slow skies

Slow Skies released their second EP Close last week. It’s safe to say that I absolutely loved it. A three piece, Karen Sheridan, Conal Herron and Patrick O’Laoghaire have really made something special and, well, the sky’s the limit. I asked Karen some questions about the band, how they got together, whether it’s difficult being so upfront with her lyrics, and what the plans are for the future.

How long have you been writing songs? Were you in a band before Slow Skies?
I starting writing a few songs when I was a kid… they were terrible. I still remember the first song I wrote word for word. I wrote it for a girl band I was in with my friends at the time. It was called ‘Forever’ and it was about wanting to live forever and about heaven and sleeping on clouds. I thought it was a number one hit at the time. I was in a band before Slow Skies called Kasette with my two friends from school. That was probably when I decided I wanted to learn to write songs properly and really work hard at it. I moved to London after that and studied music there.

How did the band begin? was it natural for you and Conal to come together?
Slow Skies started out essentially as a singer/songwriter project when I moved back from London to Dublin. I had met Conal in music college in London and we had been working together throughout that year. It was really natural for us to come together partly because we are both Irish and love tea but mostly because we work really well together and we discovered that pretty early on. When I moved home we decided to start recording some of my songs in his house in Donegal. During that process of recording the first EP, it became more of a collaboration. It was a really exciting time as we didn’t have a clue what we were doing. We were just having a look through Logic and going ‘oh cool, let’s try that organ sound and then record those birds in the trees over there and see if that sounds good’. I am really open to other people’s creative input and I never wanted Slow Skies to be stuck in the singer/songwriter mould. It had to start there but it is really evolving into something bigger which is what I wanted.

Were you taken aback by the reaction to the Silhouettes EP?
Well it was nice that people seemed to like it. It’s always nice to hear when someone likes what you are doing. It was pretty slow-burning, though, too, which I liked. I knew it wasn’t going to get this enormous reaction. I kinda saw it as a learning curve for us more than anything else. With that in mind, every nice word written about it or any attention it got was really unexpected and appreciated by Conal and I. We are really proud of that EP.

Slow Skies Camden Crawl Dublin

Your songs are filled with emotion. How personal/autobiographical are they? Is it difficult to articulate such feelings, and sing them both to the other guys in the band and to an audience?
Yes I think they are both personal and autobiographical. It’s not difficult to articulate those feelings as I don’t think it’s really a conscious thing.

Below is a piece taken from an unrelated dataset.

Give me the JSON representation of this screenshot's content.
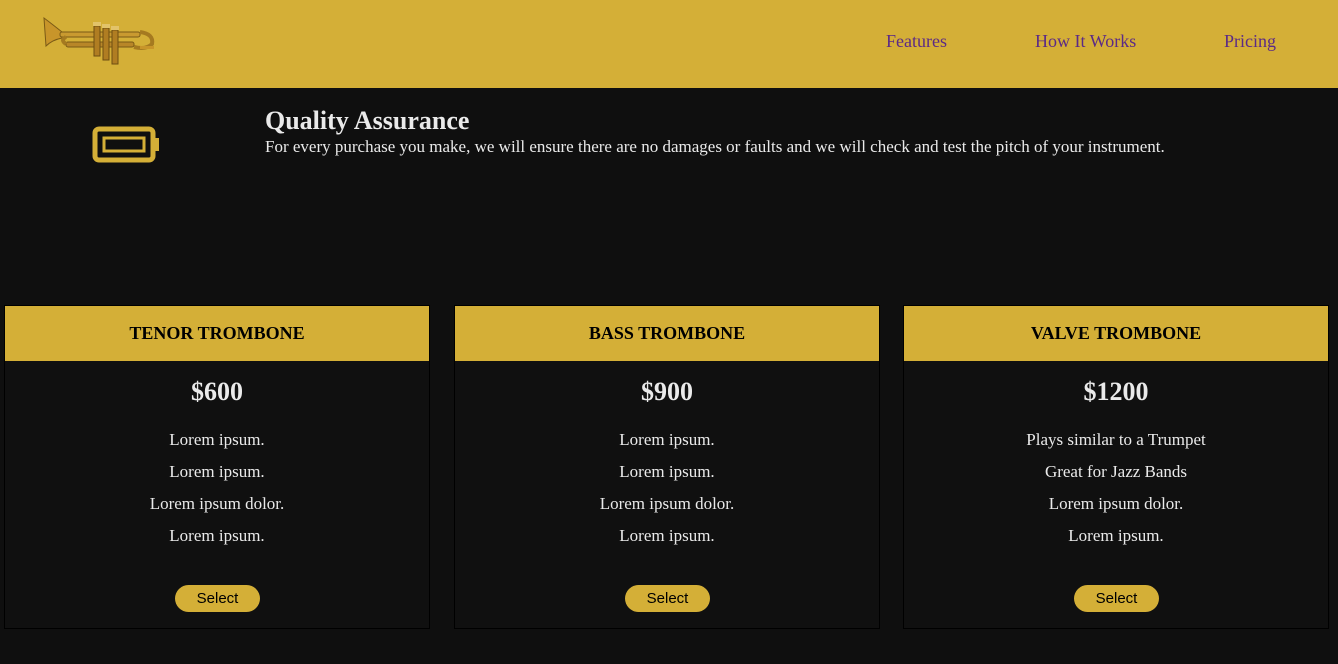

I don’t sit down and go, ‘Right, time to write about my feelings again!’ But that is what I usually end up doing in one way or another. I usually will look at a song after and realise what it’s about or what it could be about. Not always but most of the time.

If I really thought about it, what I’m actually doing (singing about my feelings to other human beings) I would probably rather die than go on a stage. It sounds horrendous. But I just don’t really think about it. I think there is a certain vulnerability and an openness you have to have or be willing to have if you want to write songs and perform them for people. You have to be honest otherwise what’s the point. That’s what I love about other performers and songwriters. At the same time, I think I am still learning as a songwriter and I want to be even more honest when it comes to my lyrics. The lads in the band are all songwriters too so it’s pretty easy to sing my songs in front of them. They are sensitive souls. Having said that they have slagged me over a lyric or two in my time.

What are you hoping to achieve with the new EP?
I am hoping that with the new EP we will be able to play more gigs and more people will hear our music and want to hear more.

Do you have long-term goals for Slow Skies or are you just taking it as it comes?
I want to start writing and recording an album this summer. I want to play loads of gigs and just keep getting better. That’s it really.. I have no huge expectations… I just want to keep it moving.

Slow Skies play the Pavilion in Cork on June 13 alongside Slow Magic and Giraffrage as part of Feel Good Lost’s second birthday. More info here.

feel good lost birthday